keep lines togetherAlways use with headings

Keep lines to­gether en­sures that all lines in a para­graph ap­pear on the same page. If the last line of the para­graph won’t fit on the cur­rent page, the whole para­graph gets moved to the next page.

Use this op­tion with head­ings to pre­vent them from start­ing at the bot­tom of one page and con­tin­u­ing at the top of the next. That looks bad.

Like widow and or­phan con­trol, keep­ing lines to­gether will cre­ate gaps at the bot­tom of pages. But un­like widow and or­phan con­trol, you only want to keep lines to­gether in spe­cial sit­u­a­tions, not as part of your de­fault text formatting.

Why? Keep­ing lines to­gether is a blunter tech­nique. It only works on whole para­graphs, so the longer the para­graph, the big­ger the gap.

If you need to make groups of el­e­ments stick to­gether, the keep-lines-to­gether op­tion works well with hard line breaks. Re­call that hard line breaks don’t cre­ate a new para­graph, but rather a set of lines. Keep­ing lines to­gether will en­sure this set of lines ap­pears on a sin­gle page.

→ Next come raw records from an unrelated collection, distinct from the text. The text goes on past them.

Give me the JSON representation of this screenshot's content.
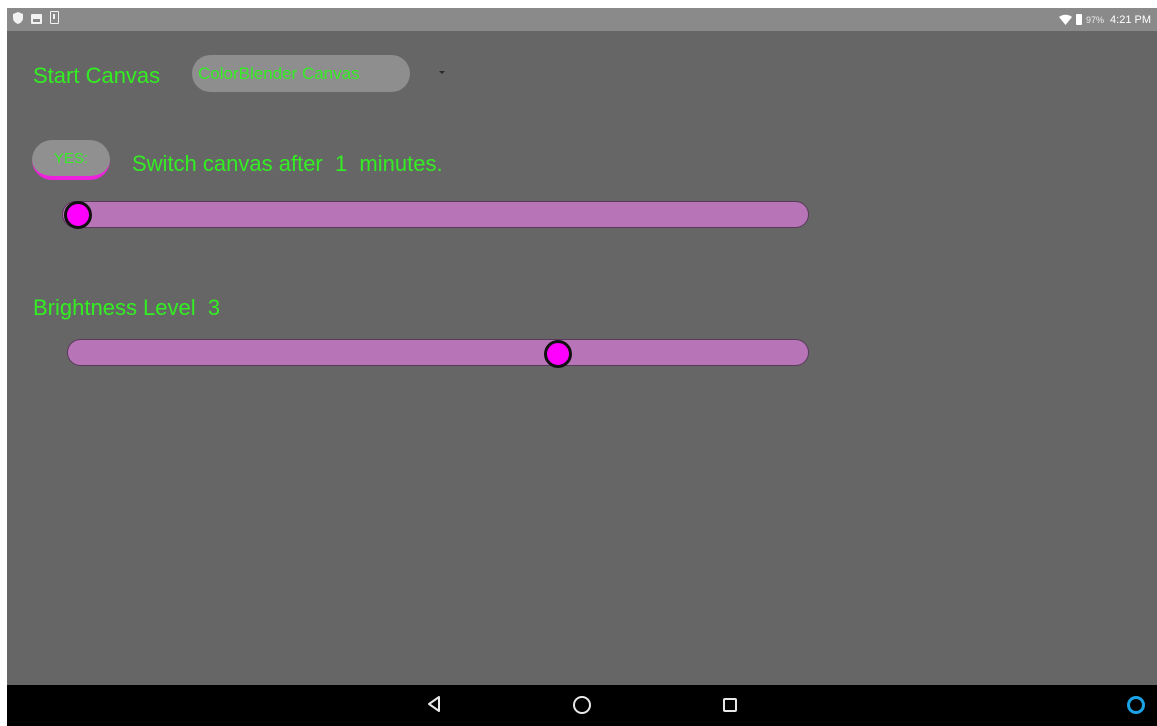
{
  "status_bar": {
    "left_icons": [
      "shield-icon",
      "image-icon",
      "download-icon"
    ],
    "wifi_icon": "wifi-icon",
    "battery_icon": "battery-icon",
    "battery_percent": "97%",
    "time": "4:21 PM"
  },
  "settings": {
    "start_canvas_label": "Start Canvas",
    "start_canvas_value": "ColorBlender Canvas",
    "switch_toggle_label": "YES:",
    "switch_text": "Switch canvas after  1  minutes.",
    "switch_minutes": 1,
    "switch_slider_fraction": 0.0,
    "brightness_label": "Brightness Level  3",
    "brightness_level": 3,
    "brightness_slider_fraction": 0.67
  },
  "nav_bar": {
    "buttons": [
      "back-icon",
      "home-icon",
      "recents-icon"
    ],
    "assistant_icon": "alexa-icon"
  },
  "colors": {
    "text_accent": "#33ee22",
    "slider_track": "#b775b8",
    "slider_thumb": "#ff00ff",
    "toggle_underline": "#ee22dd",
    "background": "#666666"
  }
}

For in­stance, it’s help­ful to keep lines to­gether in sig­na­ture blocks:

May 19, 2013       

Boxer Bed­ley & Ball

Vi­o­let Man­ganese
Au­di­tor for MegaCorp

Here, you’d put a hard line break at the end of each line. Then you’d set the whole sig­na­ture block—which is a sin­gle para­graph—to keep lines to­gether. That way, you’ll never have to worry that half the block will end up on one page and half on the next. All of it trav­els together.

How to keep lines together

Word Right-click in the text and se­lect ParagraphLine and Page Breaks → check Keep lines together

Pages ViewShow Toolbar (or op­tion + ⌘ + t) → Format but­ton → More pane → check Keep lines on same page

CSS Not applicable